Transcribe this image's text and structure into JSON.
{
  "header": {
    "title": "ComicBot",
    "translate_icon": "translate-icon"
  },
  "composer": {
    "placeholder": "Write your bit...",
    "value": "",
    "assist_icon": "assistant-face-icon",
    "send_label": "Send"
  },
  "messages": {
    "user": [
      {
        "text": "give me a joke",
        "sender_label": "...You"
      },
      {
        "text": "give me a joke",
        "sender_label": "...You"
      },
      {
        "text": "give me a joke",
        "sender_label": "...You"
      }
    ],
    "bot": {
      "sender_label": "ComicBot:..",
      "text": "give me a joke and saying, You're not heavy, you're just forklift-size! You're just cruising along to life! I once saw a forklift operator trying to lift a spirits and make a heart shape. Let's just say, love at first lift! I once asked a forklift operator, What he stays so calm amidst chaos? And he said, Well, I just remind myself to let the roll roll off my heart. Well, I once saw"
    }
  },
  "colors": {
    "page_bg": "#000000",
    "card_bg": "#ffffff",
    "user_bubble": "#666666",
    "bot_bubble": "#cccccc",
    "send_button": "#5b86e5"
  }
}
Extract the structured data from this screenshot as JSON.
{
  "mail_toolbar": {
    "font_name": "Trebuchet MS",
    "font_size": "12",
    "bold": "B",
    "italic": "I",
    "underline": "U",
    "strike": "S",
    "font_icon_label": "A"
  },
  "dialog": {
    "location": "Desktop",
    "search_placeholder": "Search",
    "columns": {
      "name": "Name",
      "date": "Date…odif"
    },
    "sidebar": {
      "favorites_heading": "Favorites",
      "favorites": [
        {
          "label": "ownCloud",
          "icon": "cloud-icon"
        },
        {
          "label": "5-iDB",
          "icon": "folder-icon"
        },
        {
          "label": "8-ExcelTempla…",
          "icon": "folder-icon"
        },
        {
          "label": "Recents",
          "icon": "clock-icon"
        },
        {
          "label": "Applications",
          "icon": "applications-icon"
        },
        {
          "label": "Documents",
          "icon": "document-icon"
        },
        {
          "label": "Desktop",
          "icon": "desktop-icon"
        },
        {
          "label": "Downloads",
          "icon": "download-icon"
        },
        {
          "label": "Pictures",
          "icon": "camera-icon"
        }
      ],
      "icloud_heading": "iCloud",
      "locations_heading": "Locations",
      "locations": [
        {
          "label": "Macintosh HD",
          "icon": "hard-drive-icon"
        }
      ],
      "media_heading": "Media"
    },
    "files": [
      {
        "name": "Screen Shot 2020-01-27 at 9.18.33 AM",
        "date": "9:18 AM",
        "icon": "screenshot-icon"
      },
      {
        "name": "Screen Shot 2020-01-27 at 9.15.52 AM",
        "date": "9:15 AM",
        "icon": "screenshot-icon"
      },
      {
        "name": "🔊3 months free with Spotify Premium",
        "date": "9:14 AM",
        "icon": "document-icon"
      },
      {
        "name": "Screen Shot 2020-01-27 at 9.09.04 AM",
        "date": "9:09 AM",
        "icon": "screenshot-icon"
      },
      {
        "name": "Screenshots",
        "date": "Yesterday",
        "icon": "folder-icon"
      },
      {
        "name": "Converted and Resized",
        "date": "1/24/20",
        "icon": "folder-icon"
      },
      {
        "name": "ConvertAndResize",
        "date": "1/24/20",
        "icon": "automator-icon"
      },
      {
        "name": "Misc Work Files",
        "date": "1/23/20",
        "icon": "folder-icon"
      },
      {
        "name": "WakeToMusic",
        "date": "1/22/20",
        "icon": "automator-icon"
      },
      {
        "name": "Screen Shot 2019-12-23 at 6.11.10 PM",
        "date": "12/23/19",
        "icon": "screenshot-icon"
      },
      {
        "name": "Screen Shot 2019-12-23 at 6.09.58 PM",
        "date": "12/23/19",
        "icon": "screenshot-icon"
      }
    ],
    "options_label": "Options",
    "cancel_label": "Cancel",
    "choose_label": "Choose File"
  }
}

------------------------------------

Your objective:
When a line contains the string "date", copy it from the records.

Task answer:
      "date": "Date…odif"
        "date": "9:18 AM",
        "date": "9:15 AM",
        "date": "9:14 AM",
        "date": "9:09 AM",
        "date": "Yesterday",
        "date": "1/24/20",
        "date": "1/24/20",
        "date": "1/23/20",
        "date": "1/22/20",
        "date": "12/23/19",
        "date": "12/23/19",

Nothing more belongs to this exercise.